Instructions to follow:
Can you pull out each line of the data below that includes the word "Save"?

Records for processing:

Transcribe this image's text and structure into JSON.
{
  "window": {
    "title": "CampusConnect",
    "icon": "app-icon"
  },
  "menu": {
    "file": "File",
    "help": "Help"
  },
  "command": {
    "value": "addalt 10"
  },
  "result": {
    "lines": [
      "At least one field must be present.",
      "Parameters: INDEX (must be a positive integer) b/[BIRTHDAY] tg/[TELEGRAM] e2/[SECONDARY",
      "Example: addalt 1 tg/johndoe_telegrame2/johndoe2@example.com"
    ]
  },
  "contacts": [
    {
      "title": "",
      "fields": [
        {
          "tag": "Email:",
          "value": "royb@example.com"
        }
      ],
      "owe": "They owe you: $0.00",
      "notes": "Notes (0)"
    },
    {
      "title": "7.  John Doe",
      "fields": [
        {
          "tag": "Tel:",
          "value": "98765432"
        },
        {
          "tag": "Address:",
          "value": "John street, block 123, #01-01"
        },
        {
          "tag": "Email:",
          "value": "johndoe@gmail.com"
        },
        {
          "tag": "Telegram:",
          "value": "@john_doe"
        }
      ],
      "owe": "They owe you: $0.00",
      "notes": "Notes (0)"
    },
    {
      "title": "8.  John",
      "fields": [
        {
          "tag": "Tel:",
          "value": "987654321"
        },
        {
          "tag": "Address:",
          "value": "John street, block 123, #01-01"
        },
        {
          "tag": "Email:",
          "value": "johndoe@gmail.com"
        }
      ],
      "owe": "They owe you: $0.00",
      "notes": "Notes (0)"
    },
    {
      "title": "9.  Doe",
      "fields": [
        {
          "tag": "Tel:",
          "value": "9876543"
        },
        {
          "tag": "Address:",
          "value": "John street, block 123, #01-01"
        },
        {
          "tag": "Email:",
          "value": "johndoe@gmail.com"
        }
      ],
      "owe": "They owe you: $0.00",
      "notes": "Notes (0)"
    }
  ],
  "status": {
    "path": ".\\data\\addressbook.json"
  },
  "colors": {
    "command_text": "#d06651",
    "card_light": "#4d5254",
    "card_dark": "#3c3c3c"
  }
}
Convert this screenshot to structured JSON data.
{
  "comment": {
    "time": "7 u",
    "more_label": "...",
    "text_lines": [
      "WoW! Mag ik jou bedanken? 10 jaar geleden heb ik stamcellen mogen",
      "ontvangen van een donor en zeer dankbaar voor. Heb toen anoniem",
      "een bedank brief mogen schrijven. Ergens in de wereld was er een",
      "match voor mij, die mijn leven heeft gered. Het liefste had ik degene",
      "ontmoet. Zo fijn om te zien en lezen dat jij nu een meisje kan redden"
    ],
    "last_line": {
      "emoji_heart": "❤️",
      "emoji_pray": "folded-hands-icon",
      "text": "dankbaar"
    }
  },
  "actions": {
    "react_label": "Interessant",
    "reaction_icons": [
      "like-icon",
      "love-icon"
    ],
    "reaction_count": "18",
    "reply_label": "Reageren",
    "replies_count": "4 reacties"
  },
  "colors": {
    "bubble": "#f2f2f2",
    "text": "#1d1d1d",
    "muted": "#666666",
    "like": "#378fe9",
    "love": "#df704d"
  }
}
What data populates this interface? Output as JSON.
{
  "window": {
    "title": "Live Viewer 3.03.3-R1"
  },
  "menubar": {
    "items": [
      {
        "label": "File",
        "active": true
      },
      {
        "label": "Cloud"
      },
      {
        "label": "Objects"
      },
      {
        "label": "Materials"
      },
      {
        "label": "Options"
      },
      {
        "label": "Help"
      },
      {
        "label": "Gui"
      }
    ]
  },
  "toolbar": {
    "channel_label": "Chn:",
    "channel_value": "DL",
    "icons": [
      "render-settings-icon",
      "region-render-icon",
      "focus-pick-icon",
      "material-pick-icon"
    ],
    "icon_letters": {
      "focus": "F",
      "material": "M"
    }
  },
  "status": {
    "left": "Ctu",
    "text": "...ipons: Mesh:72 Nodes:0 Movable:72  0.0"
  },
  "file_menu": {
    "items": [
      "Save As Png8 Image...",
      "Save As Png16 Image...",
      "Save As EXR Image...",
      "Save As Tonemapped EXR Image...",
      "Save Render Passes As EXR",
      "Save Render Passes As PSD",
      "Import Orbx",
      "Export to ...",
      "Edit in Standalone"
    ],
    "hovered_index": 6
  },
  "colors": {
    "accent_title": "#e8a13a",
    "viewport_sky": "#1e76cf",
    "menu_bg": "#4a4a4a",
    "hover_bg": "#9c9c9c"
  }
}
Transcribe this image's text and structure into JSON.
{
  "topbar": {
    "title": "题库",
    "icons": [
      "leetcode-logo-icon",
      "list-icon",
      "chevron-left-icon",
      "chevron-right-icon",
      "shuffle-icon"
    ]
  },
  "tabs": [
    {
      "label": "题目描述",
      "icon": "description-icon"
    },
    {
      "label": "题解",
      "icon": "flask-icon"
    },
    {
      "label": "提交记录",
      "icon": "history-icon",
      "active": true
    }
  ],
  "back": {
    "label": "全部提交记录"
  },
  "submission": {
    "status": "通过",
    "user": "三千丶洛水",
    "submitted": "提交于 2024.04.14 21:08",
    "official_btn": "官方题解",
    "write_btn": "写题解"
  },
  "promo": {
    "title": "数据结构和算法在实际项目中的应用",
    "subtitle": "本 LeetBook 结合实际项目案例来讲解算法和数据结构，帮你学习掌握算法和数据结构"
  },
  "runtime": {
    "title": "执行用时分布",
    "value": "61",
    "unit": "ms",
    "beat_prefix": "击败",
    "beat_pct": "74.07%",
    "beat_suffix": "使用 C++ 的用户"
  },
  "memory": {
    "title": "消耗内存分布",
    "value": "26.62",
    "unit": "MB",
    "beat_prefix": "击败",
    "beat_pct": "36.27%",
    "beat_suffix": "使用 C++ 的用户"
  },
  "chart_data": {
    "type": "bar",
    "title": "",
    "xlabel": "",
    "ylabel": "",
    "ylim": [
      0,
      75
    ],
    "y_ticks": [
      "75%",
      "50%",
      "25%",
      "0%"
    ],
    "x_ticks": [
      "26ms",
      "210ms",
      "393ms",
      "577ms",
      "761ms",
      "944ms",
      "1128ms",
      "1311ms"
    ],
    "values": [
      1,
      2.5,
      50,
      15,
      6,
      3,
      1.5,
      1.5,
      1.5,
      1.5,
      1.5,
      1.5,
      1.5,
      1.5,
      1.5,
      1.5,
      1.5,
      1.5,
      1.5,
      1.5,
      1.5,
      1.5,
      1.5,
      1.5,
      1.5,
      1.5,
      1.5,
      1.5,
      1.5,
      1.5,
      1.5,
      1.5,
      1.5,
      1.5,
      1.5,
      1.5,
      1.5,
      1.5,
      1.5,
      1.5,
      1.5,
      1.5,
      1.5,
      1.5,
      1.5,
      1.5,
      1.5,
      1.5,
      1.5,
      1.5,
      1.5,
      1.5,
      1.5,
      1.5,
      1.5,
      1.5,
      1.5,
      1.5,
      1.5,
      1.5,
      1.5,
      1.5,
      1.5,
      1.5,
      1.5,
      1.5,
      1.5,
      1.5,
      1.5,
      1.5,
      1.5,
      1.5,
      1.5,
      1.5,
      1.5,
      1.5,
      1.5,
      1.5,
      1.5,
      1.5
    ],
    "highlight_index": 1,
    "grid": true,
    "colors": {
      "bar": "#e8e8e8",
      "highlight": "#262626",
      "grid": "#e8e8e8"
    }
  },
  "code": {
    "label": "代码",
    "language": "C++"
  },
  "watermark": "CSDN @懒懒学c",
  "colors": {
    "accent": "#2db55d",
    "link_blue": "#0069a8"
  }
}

Worked solution:
      "Save As Png8 Image...",
      "Save As Png16 Image...",
      "Save As EXR Image...",
      "Save As Tonemapped EXR Image...",
      "Save Render Passes As EXR",
      "Save Render Passes As PSD",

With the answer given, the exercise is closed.